I remember clearly back when you first blogged about HBR. I printed out the warning statement at the end of an HBR article from EBSCO and had a meeting with our Copyright Adviser – a fairly new but increasingly important position at the University, within our Library (he’s now the Interim Dean of the Library). We then met with a department chair in the b-school to confirm and declare with the weight of our profession behind us, that the way the statement was written, we believed the best (and allowable) practice going forward was to provide students with citations and have them look up the articles themselves – and enjoy the teachable moment. This was important because the chair was writing a proposal for an new executive ed program with the government and needed to know how to budget for materials since the b-school had to provide them. The Adviser/Lawyer said that we were definitely within our license agreement. Unfortunately, no matter how many times I confirmed our position to faculty over the years, or trotted out the law degree/PhD having professional that claimed it so, their own (top-secret and personal) sales contacts at HBR told them they could absolutely not do that, students had to buy coursepacks and could not use anything they found in the library subscription for coursework (apparently random happenstance is a new research strategy I was previously unaware of). So every time they tweaked their language, every time a new faculty member came to ask, I tried again and again to persuade them.

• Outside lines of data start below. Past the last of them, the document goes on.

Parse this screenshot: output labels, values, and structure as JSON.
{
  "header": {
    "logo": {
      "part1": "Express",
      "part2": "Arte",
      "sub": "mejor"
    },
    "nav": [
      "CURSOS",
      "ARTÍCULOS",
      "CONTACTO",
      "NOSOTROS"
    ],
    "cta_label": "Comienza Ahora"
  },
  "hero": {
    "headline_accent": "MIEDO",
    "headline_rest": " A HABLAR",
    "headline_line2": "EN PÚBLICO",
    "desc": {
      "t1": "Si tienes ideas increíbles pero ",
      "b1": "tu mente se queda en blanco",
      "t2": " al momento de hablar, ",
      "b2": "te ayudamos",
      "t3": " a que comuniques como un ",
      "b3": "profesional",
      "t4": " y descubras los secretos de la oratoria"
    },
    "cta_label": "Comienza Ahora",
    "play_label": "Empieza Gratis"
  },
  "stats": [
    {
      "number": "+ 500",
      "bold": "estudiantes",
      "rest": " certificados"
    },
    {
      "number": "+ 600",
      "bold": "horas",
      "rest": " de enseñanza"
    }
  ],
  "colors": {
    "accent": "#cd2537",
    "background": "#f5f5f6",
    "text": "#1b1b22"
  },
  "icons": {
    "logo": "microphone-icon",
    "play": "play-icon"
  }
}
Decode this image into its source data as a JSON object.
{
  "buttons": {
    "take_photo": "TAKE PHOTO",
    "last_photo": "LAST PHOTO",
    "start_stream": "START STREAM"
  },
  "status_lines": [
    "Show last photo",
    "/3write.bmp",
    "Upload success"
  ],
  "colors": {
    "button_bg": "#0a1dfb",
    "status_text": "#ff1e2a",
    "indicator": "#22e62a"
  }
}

Never worked, I’m just a librarian, what could I possibly know about it. I have dropped countless f-bombs on my colleagues about this, they all knew to duck and cover when someone mentioned HBR within earshot (and sometimes even EBSCO). So now I work in a public library, where nobody gives a fig about HBR. Glad to have the monkey off my back, yet also happy to see this finally getting the attention it deserved way back when when you told us so.